Bio-inspired protein creates stretchable 2D layered materials

By on July 26, 2022 0

UNIVERSITY PARK, PA – Nature creates layered materials like bone and mother-of-pearl that become less susceptible to flaws as they grow. Now, researchers have created, using biomimetic proteins modeled on squid ring teeth, 2D layered composite materials that are break-resistant and extremely stretchy.

“Researchers have rarely reported this interface property for bone and mother-of-pearl because it was difficult to measure experimentally,” said Melik Demirel, Lloyd and Dorothy Foehr Huck Professor of Biomimetic Materials and director of the Center for Advanced Fiber Technologies, Penn State.

2D composite materials are made up of atomic layers of a hard material, like graphene or an MXene, usually a transition metal carbide, nitride, or carbonitride, separated by layers of something to bond the layers together. While large chunks of graphene or MXenes have bulk properties, the strength of 2D composites comes from interfacial properties.

“Because we’re using an interface material that we can modify by repeating sequences, we can fine-tune the properties,” Demirel said. “We can make it very flexible and very strong at the same time.”

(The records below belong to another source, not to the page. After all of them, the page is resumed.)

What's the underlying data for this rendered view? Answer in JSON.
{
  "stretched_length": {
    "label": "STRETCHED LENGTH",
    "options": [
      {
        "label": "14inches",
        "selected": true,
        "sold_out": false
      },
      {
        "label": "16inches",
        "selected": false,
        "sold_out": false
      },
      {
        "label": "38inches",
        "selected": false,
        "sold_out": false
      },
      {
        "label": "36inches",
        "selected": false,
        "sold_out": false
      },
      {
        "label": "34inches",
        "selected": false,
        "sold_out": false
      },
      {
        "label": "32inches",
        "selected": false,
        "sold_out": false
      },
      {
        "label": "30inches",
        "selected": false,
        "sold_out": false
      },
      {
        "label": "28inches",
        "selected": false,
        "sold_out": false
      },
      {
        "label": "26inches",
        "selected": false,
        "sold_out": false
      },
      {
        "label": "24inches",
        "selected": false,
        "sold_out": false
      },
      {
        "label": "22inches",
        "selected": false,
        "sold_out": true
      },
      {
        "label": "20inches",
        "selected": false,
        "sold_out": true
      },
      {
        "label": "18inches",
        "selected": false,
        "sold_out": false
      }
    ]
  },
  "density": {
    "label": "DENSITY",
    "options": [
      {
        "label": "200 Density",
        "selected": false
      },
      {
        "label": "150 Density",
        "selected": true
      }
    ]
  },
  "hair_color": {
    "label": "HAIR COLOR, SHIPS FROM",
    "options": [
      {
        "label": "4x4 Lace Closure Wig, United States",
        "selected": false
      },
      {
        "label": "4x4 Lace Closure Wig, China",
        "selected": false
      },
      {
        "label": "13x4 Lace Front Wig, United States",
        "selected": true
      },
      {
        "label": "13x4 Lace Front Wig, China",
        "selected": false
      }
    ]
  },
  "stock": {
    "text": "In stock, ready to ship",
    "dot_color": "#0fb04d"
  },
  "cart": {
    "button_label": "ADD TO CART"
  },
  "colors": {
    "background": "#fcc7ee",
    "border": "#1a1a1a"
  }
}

He noted that materials can also have unique heat conduction regimes or properties, radiating heat in one direction more strongly than 90 degrees. The results of this work have been published in the Proceedings of the National Academy of Sciences.

“This material would be ideal for running shoe insoles,” Demirel said. “It could cool the foot and repeated bending would not break the sole.”

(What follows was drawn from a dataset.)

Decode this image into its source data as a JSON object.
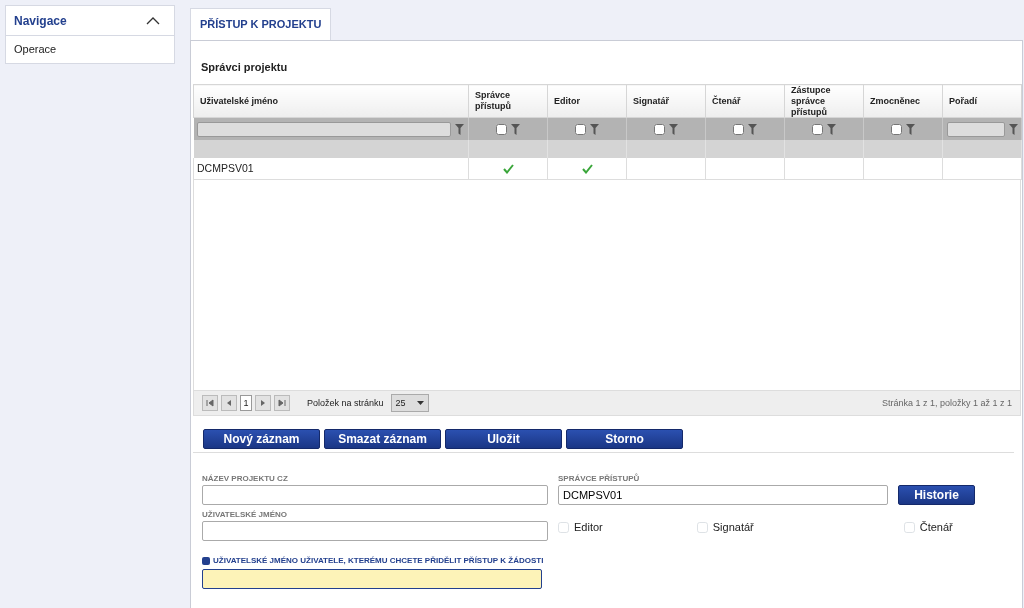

These 2D composites could be used for flexible printed circuits, portable devices and other equipment requiring strength and flexibility.

According to Demirel, the traditional continuum theory does not explain why these materials are both strong and flexible, but the simulations have shown that the interface is important. What apparently happens is that with a higher percentage of material made up of the interface, the interface breaks in places when the material is stressed, but the material as a whole does not break.

“The interface breaks, but the material doesn’t,” Demirel said. “We expected them to become compliant, but all of a sudden it’s not just compliant, but super stretchy.”

Others working on this project in the form of Penn State were Mert Vural, postdoctoral fellow; Tarek Mazeed, postdoctoral fellow; Oguzhan Colak, graduate student; and Reginald F. Hamilton, associate professor of engineering science and mechanics.

Dong Li and Huajian Gao, professor of mechanical and aerospace engineering, both at Nanyang Technological University in Singapore, were also working on this research.

– This press release was originally posted on the Penn State website